Please repeat all the entries. Nothing may differ.

*** RECORDS SHOWN ***

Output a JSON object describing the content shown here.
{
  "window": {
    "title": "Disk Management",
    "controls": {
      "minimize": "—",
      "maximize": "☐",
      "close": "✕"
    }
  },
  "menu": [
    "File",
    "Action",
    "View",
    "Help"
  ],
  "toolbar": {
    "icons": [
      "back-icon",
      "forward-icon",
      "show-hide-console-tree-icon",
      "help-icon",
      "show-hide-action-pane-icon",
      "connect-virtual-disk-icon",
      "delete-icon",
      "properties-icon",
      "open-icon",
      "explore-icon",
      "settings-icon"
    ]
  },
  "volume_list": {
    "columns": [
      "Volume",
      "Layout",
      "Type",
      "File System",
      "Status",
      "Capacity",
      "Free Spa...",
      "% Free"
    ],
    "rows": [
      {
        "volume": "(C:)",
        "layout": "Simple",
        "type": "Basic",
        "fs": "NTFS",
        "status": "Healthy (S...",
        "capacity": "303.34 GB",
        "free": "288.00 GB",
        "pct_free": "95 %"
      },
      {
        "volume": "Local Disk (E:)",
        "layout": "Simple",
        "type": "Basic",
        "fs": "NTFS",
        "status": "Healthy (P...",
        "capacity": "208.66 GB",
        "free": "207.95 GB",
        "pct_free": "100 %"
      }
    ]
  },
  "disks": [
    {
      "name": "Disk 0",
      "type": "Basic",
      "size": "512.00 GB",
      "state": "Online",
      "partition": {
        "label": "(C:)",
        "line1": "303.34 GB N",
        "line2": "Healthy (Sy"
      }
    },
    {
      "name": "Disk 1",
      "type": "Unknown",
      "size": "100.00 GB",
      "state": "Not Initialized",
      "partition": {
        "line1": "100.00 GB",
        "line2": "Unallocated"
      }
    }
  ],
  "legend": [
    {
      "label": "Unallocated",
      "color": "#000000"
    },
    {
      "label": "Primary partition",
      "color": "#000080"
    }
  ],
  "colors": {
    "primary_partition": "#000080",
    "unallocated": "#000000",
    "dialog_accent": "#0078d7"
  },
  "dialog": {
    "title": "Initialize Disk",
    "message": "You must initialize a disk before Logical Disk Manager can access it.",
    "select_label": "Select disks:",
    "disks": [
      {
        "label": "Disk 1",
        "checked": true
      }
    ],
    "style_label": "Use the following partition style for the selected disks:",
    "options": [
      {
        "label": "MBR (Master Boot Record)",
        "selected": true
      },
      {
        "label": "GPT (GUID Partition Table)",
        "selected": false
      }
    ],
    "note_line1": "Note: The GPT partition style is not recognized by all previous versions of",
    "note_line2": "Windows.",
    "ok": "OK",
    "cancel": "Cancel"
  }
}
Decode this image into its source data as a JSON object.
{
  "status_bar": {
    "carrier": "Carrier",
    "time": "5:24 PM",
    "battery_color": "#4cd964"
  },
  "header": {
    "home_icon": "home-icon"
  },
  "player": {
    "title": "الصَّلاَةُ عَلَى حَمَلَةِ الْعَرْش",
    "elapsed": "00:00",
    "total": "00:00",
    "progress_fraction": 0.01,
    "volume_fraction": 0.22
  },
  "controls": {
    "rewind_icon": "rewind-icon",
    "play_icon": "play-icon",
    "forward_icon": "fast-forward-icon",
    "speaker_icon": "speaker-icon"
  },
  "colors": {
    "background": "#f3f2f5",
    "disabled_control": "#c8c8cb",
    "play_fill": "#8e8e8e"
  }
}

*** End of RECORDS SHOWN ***

__SOLUTION FOR THIS EXERCISE__.
Output a JSON object describing the content shown here.
{
  "window": {
    "title": "Disk Management",
    "controls": {
      "minimize": "—",
      "maximize": "☐",
      "close": "✕"
    }
  },
  "menu": [
    "File",
    "Action",
    "View",
    "Help"
  ],
  "toolbar": {
    "icons": [
      "back-icon",
      "forward-icon",
      "show-hide-console-tree-icon",
      "help-icon",
      "show-hide-action-pane-icon",
      "connect-virtual-disk-icon",
      "delete-icon",
      "properties-icon",
      "open-icon",
      "explore-icon",
      "settings-icon"
    ]
  },
  "volume_list": {
    "columns": [
      "Volume",
      "Layout",
      "Type",
      "File System",
      "Status",
      "Capacity",
      "Free Spa...",
      "% Free"
    ],
    "rows": [
      {
        "volume": "(C:)",
        "layout": "Simple",
        "type": "Basic",
        "fs": "NTFS",
        "status": "Healthy (S...",
        "capacity": "303.34 GB",
        "free": "288.00 GB",
        "pct_free": "95 %"
      },
      {
        "volume": "Local Disk (E:)",
        "layout": "Simple",
        "type": "Basic",
        "fs": "NTFS",
        "status": "Healthy (P...",
        "capacity": "208.66 GB",
        "free": "207.95 GB",
        "pct_free": "100 %"
      }
    ]
  },
  "disks": [
    {
      "name": "Disk 0",
      "type": "Basic",
      "size": "512.00 GB",
      "state": "Online",
      "partition": {
        "label": "(C:)",
        "line1": "303.34 GB N",
        "line2": "Healthy (Sy"
      }
    },
    {
      "name": "Disk 1",
      "type": "Unknown",
      "size": "100.00 GB",
      "state": "Not Initialized",
      "partition": {
        "line1": "100.00 GB",
        "line2": "Unallocated"
      }
    }
  ],
  "legend": [
    {
      "label": "Unallocated",
      "color": "#000000"
    },
    {
      "label": "Primary partition",
      "color": "#000080"
    }
  ],
  "colors": {
    "primary_partition": "#000080",
    "unallocated": "#000000",
    "dialog_accent": "#0078d7"
  },
  "dialog": {
    "title": "Initialize Disk",
    "message": "You must initialize a disk before Logical Disk Manager can access it.",
    "select_label": "Select disks:",
    "disks": [
      {
        "label": "Disk 1",
        "checked": true
      }
    ],
    "style_label": "Use the following partition style for the selected disks:",
    "options": [
      {
        "label": "MBR (Master Boot Record)",
        "selected": true
      },
      {
        "label": "GPT (GUID Partition Table)",
        "selected": false
      }
    ],
    "note_line1": "Note: The GPT partition style is not recognized by all previous versions of",
    "note_line2": "Windows.",
    "ok": "OK",
    "cancel": "Cancel"
  }
}
Decode this image into its source data as a JSON object.
{
  "status_bar": {
    "carrier": "Carrier",
    "time": "5:24 PM",
    "battery_color": "#4cd964"
  },
  "header": {
    "home_icon": "home-icon"
  },
  "player": {
    "title": "الصَّلاَةُ عَلَى حَمَلَةِ الْعَرْش",
    "elapsed": "00:00",
    "total": "00:00",
    "progress_fraction": 0.01,
    "volume_fraction": 0.22
  },
  "controls": {
    "rewind_icon": "rewind-icon",
    "play_icon": "play-icon",
    "forward_icon": "fast-forward-icon",
    "speaker_icon": "speaker-icon"
  },
  "colors": {
    "background": "#f3f2f5",
    "disabled_control": "#c8c8cb",
    "play_fill": "#8e8e8e"
  }
}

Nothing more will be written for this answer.